Now that TVR has been saved, and that a new two-model range is in the works for 2015, the company can look to rebuild its former glory.
But how hard is that going to be? TVR has been responsible for some of the best British-built cars in recent years. Can it ever return to those days? New boss Les Edgar certainly thinks so.
TVR began in 1947 when Trevor Wilkinson, an engineer, built himself a light alloy special based on an Alvis Firebird rolling chassis. The first production TVR was then sold in 1949.
By the mid 1950s TVRs were being sold in the US, and doing well, and in 1958 the Grantura joined the range. TVR began to blend its signature design of a tubular steel chassis and bold bodywork into each design.
The 70s saw the introduction of the M-series, and in 1980 TVR’s Tasmin was introduced.
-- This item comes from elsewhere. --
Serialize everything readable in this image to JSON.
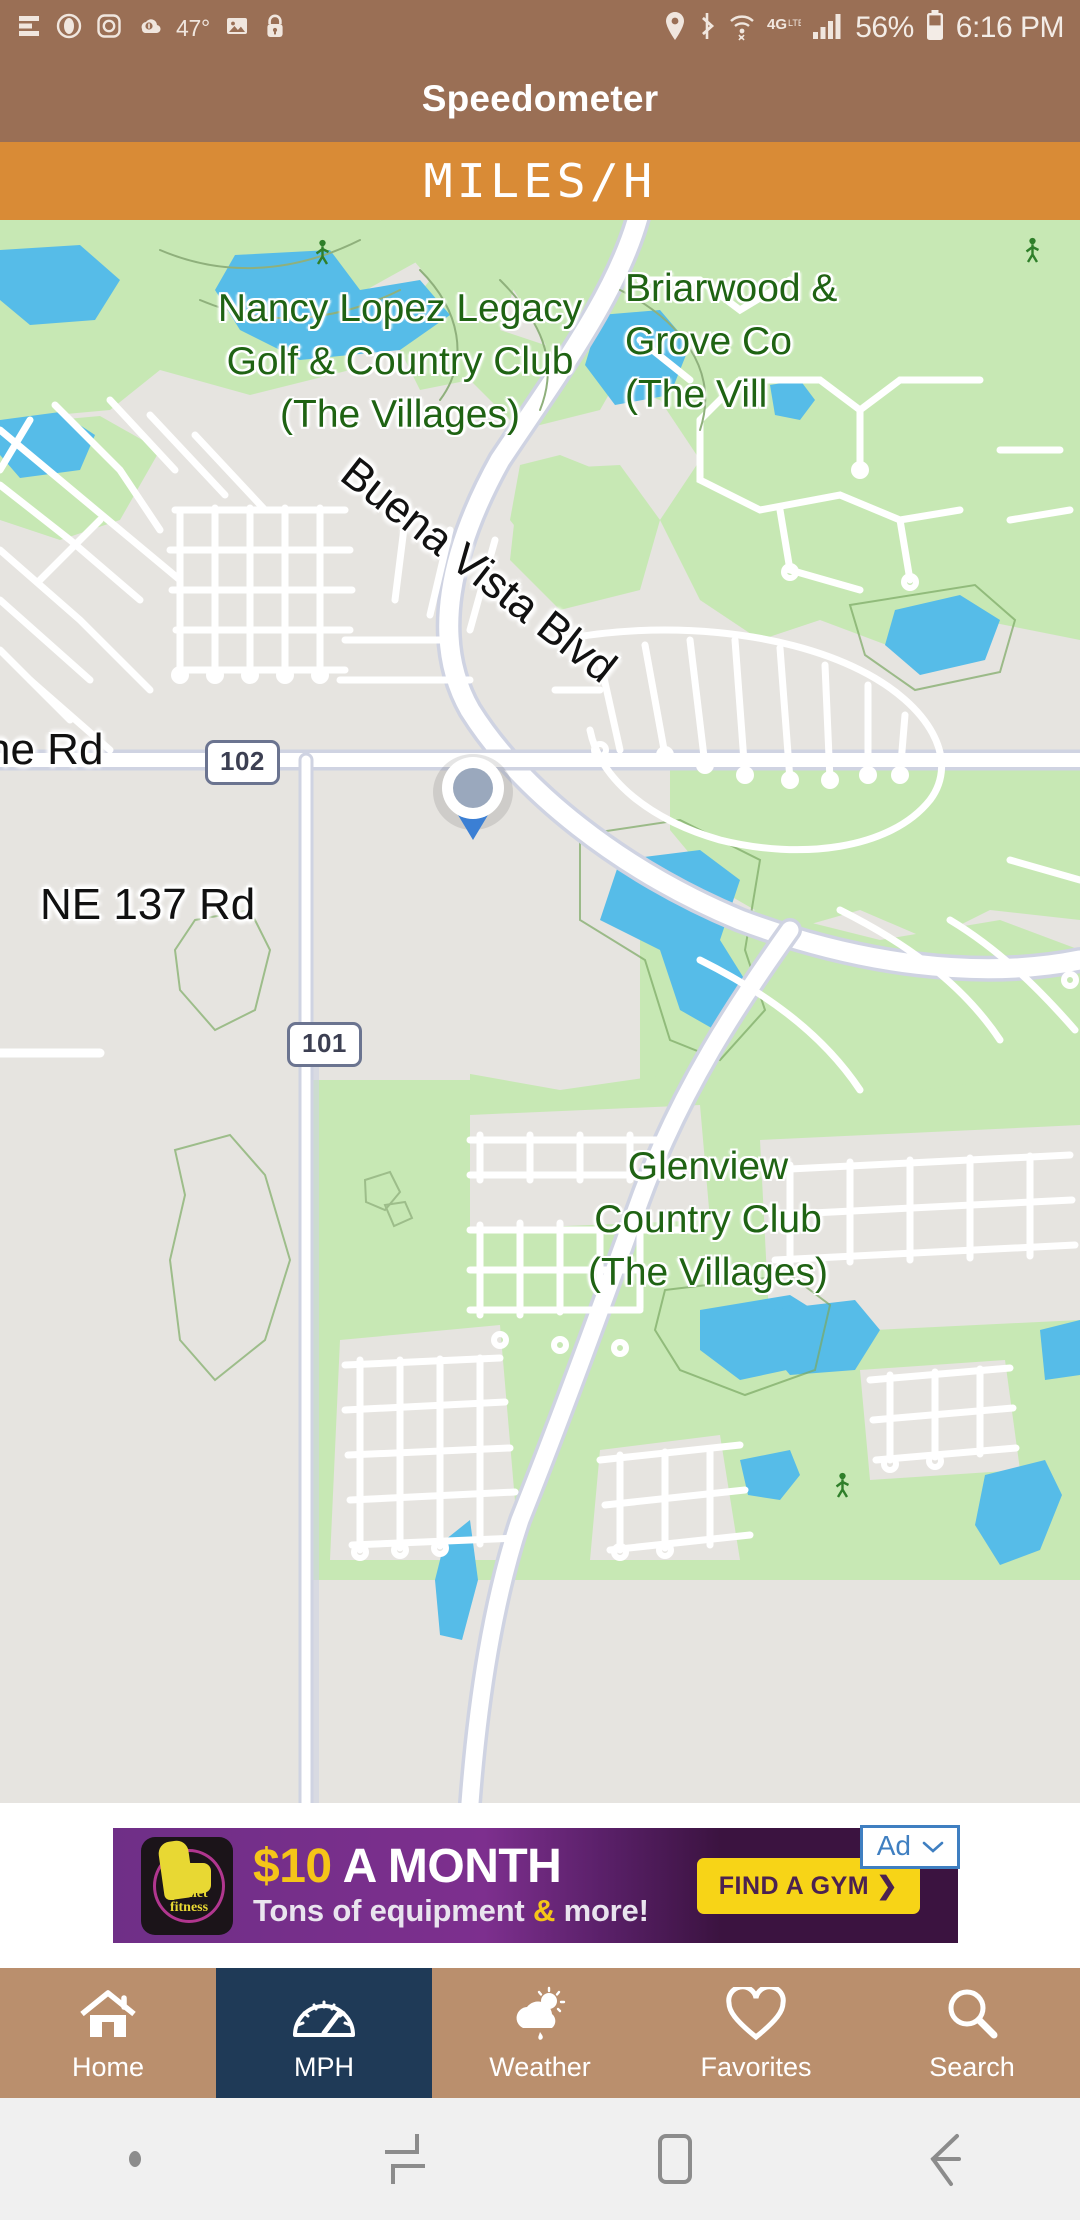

Power came from a 2.8-litre Ford unit, which was placed in both coupé, convertible and 2+2 models.
In 1982 Peter Wheeler took over management of the company, introducing the first Rover V8-engined TVRs in the form of the 350i. 1987 also saw the Type S being introduced.